* **To do**: In your answer, repeat each line of the data exactly.

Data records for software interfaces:
/---
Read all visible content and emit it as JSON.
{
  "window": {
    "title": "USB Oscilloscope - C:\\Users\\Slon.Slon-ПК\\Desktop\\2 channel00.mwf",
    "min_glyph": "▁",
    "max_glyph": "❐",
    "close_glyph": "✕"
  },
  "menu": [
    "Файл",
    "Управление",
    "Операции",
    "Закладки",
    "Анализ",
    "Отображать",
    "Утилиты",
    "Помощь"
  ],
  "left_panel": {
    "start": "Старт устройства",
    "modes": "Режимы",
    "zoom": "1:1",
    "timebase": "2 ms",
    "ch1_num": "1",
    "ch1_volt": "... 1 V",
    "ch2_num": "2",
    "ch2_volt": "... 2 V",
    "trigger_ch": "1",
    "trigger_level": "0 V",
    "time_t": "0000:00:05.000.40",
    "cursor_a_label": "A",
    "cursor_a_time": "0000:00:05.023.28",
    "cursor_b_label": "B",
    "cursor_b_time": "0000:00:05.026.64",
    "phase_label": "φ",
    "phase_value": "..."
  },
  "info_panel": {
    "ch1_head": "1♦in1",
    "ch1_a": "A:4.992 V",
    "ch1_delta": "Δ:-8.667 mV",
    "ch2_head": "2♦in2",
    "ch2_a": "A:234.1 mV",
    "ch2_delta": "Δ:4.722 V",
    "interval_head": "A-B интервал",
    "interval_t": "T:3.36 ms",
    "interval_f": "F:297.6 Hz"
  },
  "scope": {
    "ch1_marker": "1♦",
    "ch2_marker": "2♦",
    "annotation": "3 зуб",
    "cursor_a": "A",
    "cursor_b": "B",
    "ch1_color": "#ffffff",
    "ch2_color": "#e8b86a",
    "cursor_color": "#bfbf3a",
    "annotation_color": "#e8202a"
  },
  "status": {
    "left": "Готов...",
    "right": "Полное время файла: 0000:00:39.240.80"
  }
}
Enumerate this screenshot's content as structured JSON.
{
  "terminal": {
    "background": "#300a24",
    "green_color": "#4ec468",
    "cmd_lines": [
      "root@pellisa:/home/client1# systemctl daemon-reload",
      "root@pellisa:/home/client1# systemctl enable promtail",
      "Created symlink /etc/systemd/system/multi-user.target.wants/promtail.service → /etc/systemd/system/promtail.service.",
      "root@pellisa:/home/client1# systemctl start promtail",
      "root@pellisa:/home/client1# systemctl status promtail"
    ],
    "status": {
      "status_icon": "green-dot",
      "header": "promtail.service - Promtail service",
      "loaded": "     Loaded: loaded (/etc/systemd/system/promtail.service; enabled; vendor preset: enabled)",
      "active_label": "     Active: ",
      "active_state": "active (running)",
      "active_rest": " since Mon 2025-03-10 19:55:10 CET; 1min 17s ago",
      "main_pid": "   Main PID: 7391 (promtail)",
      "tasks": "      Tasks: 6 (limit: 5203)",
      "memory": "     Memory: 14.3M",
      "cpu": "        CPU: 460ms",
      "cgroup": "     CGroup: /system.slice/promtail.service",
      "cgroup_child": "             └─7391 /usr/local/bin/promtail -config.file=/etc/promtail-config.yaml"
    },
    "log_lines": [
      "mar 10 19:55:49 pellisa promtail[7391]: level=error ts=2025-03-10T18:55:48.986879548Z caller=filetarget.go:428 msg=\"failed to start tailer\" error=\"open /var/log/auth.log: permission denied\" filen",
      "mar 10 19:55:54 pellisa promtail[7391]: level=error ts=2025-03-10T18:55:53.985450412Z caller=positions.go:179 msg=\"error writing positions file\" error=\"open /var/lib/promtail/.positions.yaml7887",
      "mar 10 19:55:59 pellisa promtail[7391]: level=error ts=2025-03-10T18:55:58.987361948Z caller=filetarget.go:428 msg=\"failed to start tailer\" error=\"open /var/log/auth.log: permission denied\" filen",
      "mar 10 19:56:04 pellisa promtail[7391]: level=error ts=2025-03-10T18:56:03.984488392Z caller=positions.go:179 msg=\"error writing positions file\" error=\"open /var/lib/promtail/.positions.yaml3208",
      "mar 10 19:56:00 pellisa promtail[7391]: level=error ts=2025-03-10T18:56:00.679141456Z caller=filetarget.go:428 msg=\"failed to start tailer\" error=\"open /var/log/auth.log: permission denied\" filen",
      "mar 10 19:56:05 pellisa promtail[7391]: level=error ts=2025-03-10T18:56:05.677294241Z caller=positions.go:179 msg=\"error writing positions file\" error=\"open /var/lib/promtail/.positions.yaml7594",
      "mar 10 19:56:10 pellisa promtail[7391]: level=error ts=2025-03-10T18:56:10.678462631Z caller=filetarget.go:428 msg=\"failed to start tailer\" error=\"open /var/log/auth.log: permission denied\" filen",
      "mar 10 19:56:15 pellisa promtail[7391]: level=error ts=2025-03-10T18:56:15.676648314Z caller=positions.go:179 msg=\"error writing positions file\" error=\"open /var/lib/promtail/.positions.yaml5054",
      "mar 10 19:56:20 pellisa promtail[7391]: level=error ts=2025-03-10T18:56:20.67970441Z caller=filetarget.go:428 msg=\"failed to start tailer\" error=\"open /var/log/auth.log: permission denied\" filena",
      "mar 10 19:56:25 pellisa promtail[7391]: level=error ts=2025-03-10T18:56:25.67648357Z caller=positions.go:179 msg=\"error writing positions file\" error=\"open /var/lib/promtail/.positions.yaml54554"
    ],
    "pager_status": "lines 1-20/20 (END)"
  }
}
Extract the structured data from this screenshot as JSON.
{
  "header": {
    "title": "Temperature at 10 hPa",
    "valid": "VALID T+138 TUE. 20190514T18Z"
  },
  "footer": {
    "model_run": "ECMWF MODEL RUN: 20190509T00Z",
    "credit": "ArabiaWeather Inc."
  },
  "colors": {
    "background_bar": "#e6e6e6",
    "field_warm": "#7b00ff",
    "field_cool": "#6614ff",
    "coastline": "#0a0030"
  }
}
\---
* **Answer to the problem**:
Read all visible content and emit it as JSON.
{
  "window": {
    "title": "USB Oscilloscope - C:\\Users\\Slon.Slon-ПК\\Desktop\\2 channel00.mwf",
    "min_glyph": "▁",
    "max_glyph": "❐",
    "close_glyph": "✕"
  },
  "menu": [
    "Файл",
    "Управление",
    "Операции",
    "Закладки",
    "Анализ",
    "Отображать",
    "Утилиты",
    "Помощь"
  ],
  "left_panel": {
    "start": "Старт устройства",
    "modes": "Режимы",
    "zoom": "1:1",
    "timebase": "2 ms",
    "ch1_num": "1",
    "ch1_volt": "... 1 V",
    "ch2_num": "2",
    "ch2_volt": "... 2 V",
    "trigger_ch": "1",
    "trigger_level": "0 V",
    "time_t": "0000:00:05.000.40",
    "cursor_a_label": "A",
    "cursor_a_time": "0000:00:05.023.28",
    "cursor_b_label": "B",
    "cursor_b_time": "0000:00:05.026.64",
    "phase_label": "φ",
    "phase_value": "..."
  },
  "info_panel": {
    "ch1_head": "1♦in1",
    "ch1_a": "A:4.992 V",
    "ch1_delta": "Δ:-8.667 mV",
    "ch2_head": "2♦in2",
    "ch2_a": "A:234.1 mV",
    "ch2_delta": "Δ:4.722 V",
    "interval_head": "A-B интервал",
    "interval_t": "T:3.36 ms",
    "interval_f": "F:297.6 Hz"
  },
  "scope": {
    "ch1_marker": "1♦",
    "ch2_marker": "2♦",
    "annotation": "3 зуб",
    "cursor_a": "A",
    "cursor_b": "B",
    "ch1_color": "#ffffff",
    "ch2_color": "#e8b86a",
    "cursor_color": "#bfbf3a",
    "annotation_color": "#e8202a"
  },
  "status": {
    "left": "Готов...",
    "right": "Полное время файла: 0000:00:39.240.80"
  }
}
Enumerate this screenshot's content as structured JSON.
{
  "terminal": {
    "background": "#300a24",
    "green_color": "#4ec468",
    "cmd_lines": [
      "root@pellisa:/home/client1# systemctl daemon-reload",
      "root@pellisa:/home/client1# systemctl enable promtail",
      "Created symlink /etc/systemd/system/multi-user.target.wants/promtail.service → /etc/systemd/system/promtail.service.",
      "root@pellisa:/home/client1# systemctl start promtail",
      "root@pellisa:/home/client1# systemctl status promtail"
    ],
    "status": {
      "status_icon": "green-dot",
      "header": "promtail.service - Promtail service",
      "loaded": "     Loaded: loaded (/etc/systemd/system/promtail.service; enabled; vendor preset: enabled)",
      "active_label": "     Active: ",
      "active_state": "active (running)",
      "active_rest": " since Mon 2025-03-10 19:55:10 CET; 1min 17s ago",
      "main_pid": "   Main PID: 7391 (promtail)",
      "tasks": "      Tasks: 6 (limit: 5203)",
      "memory": "     Memory: 14.3M",
      "cpu": "        CPU: 460ms",
      "cgroup": "     CGroup: /system.slice/promtail.service",
      "cgroup_child": "             └─7391 /usr/local/bin/promtail -config.file=/etc/promtail-config.yaml"
    },
    "log_lines": [
      "mar 10 19:55:49 pellisa promtail[7391]: level=error ts=2025-03-10T18:55:48.986879548Z caller=filetarget.go:428 msg=\"failed to start tailer\" error=\"open /var/log/auth.log: permission denied\" filen",
      "mar 10 19:55:54 pellisa promtail[7391]: level=error ts=2025-03-10T18:55:53.985450412Z caller=positions.go:179 msg=\"error writing positions file\" error=\"open /var/lib/promtail/.positions.yaml7887",
      "mar 10 19:55:59 pellisa promtail[7391]: level=error ts=2025-03-10T18:55:58.987361948Z caller=filetarget.go:428 msg=\"failed to start tailer\" error=\"open /var/log/auth.log: permission denied\" filen",
      "mar 10 19:56:04 pellisa promtail[7391]: level=error ts=2025-03-10T18:56:03.984488392Z caller=positions.go:179 msg=\"error writing positions file\" error=\"open /var/lib/promtail/.positions.yaml3208",
      "mar 10 19:56:00 pellisa promtail[7391]: level=error ts=2025-03-10T18:56:00.679141456Z caller=filetarget.go:428 msg=\"failed to start tailer\" error=\"open /var/log/auth.log: permission denied\" filen",
      "mar 10 19:56:05 pellisa promtail[7391]: level=error ts=2025-03-10T18:56:05.677294241Z caller=positions.go:179 msg=\"error writing positions file\" error=\"open /var/lib/promtail/.positions.yaml7594",
      "mar 10 19:56:10 pellisa promtail[7391]: level=error ts=2025-03-10T18:56:10.678462631Z caller=filetarget.go:428 msg=\"failed to start tailer\" error=\"open /var/log/auth.log: permission denied\" filen",
      "mar 10 19:56:15 pellisa promtail[7391]: level=error ts=2025-03-10T18:56:15.676648314Z caller=positions.go:179 msg=\"error writing positions file\" error=\"open /var/lib/promtail/.positions.yaml5054",
      "mar 10 19:56:20 pellisa promtail[7391]: level=error ts=2025-03-10T18:56:20.67970441Z caller=filetarget.go:428 msg=\"failed to start tailer\" error=\"open /var/log/auth.log: permission denied\" filena",
      "mar 10 19:56:25 pellisa promtail[7391]: level=error ts=2025-03-10T18:56:25.67648357Z caller=positions.go:179 msg=\"error writing positions file\" error=\"open /var/lib/promtail/.positions.yaml54554"
    ],
    "pager_status": "lines 1-20/20 (END)"
  }
}
Extract the structured data from this screenshot as JSON.
{
  "header": {
    "title": "Temperature at 10 hPa",
    "valid": "VALID T+138 TUE. 20190514T18Z"
  },
  "footer": {
    "model_run": "ECMWF MODEL RUN: 20190509T00Z",
    "credit": "ArabiaWeather Inc."
  },
  "colors": {
    "background_bar": "#e6e6e6",
    "field_warm": "#7b00ff",
    "field_cool": "#6614ff",
    "coastline": "#0a0030"
  }
}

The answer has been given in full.